In a tone of voice that was equal parts authoritative and optimistic, Dr. Nerissa Bretania Underwood promised: "There will be changes at DOE". The superintendent of public education drilled down into the numbers, assessing how Guam's pupils rank nationwide. She told KUAM News, "Our 1st graders as always have done very well, and they have demonstrated that. And our 12th graders have also done very well. But the struggles have a tendency to occur right around 2nd grade, and we've seen that over the previous years."
Overall, Guam public schools demonstrated low levels of mastery in mathematics and spelling, but positive results for reading, science and social studies. The data inferred how historically Guam students in public schools perform brilliantly when first starting school, but then rapidly taper off, picking up their scores again when at the high school level.
Essentially, different generations of students are performing at the same level over time. Dr. Underwood gave some insight on the reasons for this trend. "Parents are really involved during the first two years of the student's education. And then they tend to decrease their involvement as the child gets older. So we're looking at that and we're encouraging the parents to remain more involved," Underwood added.
But the lone bright spot - and what for many may be a surprising discovery - was that despite the litany of problems experienced by JFK High over the last year, that school was the only program to rank above the national average in certain subjects. Underwood attributes this to the Islanders' dynamic leadership team headed by Ken Chargualaf.
"His instructional leadership, made up of teachers, really concentrated on the curriculum, taking a look at the data that students generated and focused their efforts. I believe it was a collective effort among the stakeholders there and I'm just so proud of what they've done," she proclaimed.

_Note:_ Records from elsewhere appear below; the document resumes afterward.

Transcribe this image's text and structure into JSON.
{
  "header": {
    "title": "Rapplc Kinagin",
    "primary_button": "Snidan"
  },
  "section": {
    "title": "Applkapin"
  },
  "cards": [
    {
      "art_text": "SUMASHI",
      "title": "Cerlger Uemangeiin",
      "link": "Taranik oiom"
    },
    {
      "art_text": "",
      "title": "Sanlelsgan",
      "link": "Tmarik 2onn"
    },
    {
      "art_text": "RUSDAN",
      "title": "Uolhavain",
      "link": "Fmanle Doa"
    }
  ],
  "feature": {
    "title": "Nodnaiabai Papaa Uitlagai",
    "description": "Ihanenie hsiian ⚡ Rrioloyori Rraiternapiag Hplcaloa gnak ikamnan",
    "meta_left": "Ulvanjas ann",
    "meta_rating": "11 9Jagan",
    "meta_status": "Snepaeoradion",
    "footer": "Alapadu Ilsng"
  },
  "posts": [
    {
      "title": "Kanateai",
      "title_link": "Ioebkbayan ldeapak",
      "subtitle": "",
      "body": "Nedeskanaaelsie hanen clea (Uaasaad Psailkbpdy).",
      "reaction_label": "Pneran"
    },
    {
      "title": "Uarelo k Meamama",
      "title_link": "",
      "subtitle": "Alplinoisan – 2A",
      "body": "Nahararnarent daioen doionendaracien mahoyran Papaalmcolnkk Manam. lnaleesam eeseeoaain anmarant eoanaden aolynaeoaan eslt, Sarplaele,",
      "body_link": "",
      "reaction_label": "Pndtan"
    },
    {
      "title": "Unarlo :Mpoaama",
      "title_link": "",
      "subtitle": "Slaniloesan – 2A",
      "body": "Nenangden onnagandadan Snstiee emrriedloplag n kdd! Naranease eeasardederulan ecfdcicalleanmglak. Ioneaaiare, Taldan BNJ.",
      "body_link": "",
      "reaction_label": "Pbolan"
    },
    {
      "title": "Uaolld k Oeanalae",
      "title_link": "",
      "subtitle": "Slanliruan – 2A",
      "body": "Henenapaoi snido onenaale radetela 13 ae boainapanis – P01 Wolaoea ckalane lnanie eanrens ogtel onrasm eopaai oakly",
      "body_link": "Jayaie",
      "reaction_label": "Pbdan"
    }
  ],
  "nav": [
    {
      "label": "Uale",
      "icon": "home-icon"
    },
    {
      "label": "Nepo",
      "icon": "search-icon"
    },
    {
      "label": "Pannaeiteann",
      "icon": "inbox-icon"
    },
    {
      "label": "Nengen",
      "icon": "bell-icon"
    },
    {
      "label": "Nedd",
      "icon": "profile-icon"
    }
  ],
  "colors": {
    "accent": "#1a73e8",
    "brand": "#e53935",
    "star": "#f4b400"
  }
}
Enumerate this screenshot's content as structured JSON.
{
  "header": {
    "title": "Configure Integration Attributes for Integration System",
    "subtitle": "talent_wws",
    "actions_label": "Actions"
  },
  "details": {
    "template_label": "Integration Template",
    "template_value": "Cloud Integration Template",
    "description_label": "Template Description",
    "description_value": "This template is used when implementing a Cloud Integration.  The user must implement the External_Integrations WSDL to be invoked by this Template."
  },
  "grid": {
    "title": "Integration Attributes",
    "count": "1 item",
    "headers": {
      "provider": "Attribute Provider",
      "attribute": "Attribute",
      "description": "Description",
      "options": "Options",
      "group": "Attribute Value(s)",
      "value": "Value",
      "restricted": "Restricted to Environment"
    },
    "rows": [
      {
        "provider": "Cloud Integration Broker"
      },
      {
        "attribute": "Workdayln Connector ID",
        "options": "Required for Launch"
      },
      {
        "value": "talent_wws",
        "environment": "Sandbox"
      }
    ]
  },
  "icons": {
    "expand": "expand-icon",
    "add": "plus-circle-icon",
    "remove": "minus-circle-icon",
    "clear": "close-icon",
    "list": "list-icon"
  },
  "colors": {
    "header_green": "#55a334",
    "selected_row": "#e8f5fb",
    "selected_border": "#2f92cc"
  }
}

Test results for the island's elementary and middle schools are still being compiled over the weekend, so expect the report to be ready for public review early next week.